FOMO is scarier. What if there is no God, and thus no more clasping? French author Jules Renard, who died in 1910, wrote, “The word that is most true, most exact, most filled with meaning, is the word ‘nothing.’” Julian Barnes writes of his brother who “does not fear extinction [and says] ‘it would be irrational to have such a fear.’ … IRRATIONAL? It’s the most rational thing in the world—how can reason not reasonably detest and fear the end of reason?”
Christianity has so lost its grip that many among the old worry mostly about nonexistence.

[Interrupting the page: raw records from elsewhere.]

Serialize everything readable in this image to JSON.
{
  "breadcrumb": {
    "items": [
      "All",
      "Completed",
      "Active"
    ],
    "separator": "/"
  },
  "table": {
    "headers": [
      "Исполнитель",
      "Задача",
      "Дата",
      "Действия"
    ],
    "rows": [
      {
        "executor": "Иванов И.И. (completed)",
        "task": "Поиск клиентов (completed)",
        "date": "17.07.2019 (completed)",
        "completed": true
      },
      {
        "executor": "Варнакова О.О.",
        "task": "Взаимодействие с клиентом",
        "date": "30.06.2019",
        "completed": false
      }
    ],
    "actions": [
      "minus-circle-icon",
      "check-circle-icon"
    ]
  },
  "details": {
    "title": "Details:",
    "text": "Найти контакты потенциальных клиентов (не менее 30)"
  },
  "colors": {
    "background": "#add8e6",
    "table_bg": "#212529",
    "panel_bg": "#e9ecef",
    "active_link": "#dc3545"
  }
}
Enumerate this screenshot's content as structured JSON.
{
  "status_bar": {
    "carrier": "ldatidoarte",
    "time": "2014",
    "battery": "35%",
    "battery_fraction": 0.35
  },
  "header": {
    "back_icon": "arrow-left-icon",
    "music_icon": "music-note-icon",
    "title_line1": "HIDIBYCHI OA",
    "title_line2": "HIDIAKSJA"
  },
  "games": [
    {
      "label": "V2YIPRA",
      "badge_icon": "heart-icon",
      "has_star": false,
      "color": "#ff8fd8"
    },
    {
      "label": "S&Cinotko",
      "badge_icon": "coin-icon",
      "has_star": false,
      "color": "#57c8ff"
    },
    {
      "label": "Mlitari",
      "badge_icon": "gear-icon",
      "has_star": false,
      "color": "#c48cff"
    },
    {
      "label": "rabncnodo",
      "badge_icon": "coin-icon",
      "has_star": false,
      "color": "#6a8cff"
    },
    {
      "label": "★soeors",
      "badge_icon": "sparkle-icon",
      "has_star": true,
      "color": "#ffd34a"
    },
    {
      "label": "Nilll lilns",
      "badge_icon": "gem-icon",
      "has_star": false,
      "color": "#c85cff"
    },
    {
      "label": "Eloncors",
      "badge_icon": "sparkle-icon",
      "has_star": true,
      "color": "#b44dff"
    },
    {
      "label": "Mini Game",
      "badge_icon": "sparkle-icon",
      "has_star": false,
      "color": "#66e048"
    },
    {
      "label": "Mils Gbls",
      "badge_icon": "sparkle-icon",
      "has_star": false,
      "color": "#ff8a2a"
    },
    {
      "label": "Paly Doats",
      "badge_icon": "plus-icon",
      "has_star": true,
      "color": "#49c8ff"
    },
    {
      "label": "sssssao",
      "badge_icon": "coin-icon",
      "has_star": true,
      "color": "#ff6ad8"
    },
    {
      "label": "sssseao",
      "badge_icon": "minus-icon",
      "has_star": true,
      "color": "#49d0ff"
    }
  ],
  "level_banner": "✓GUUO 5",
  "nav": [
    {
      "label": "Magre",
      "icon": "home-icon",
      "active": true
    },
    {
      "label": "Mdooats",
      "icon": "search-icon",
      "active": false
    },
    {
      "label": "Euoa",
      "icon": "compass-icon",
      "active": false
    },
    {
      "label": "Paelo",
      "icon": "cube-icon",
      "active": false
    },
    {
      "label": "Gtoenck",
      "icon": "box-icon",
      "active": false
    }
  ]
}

For British poet Philip Larkin, according to his biographer, “The dread of oblivion darkened everything. … As he entered his sixties his fears grew rapidly.” Larkin wrote, “I don’t think about death all the time, though I don’t see why one shouldn’t, just as you might expect a man in a condemned cell to think about the drop all the time. Why aren’t I screaming?” A friend visited Larkin the day before the poet died in 1985 and said, “If Philip hadn’t been drugged, he would have been raving. He was that frightened.”
Here’s part of Larkin’s most famous poem, “Aubade”: “Waking at four to soundless dark, I stare. … the dread / Of dying, and being dead, / Flashes afresh to hold and horrify. … total emptiness for ever, / The sure extinction that we travel to / And shall be lost in always. Not to be here, / Not to be anywhere. / … this is what we fear—no sight, no sound, / No touch or taste or smell, nothing to think with, / Nothing to love or link with, / The anaesthetic from which none come round.”
Hell is misery forever, but those who under-fear Satan may grasp the comfort of consciousness, and consciousness brings hope. But 19th-century French writer Gustave Flaubert, at a dinner with others who were atheistic or strongly agnostic, admitted, “People like us should have the religion of despair.”
Some contemporary evangelists speak of hell, but I wonder whether FOMO is a bigger motivator: All the world’s a stage, and we don’t get to watch? A political fan fears never knowing who will win the election of 2080. History lovers want to know the history of the future: What is the world like in 2100? We can say how foolish such concerns are in comparison with the hope of heaven, of being with Christ. C.S. Lewis described the folly of wanting to play in a mud puddle when the ocean is nearby. But let us not scorn the small wants.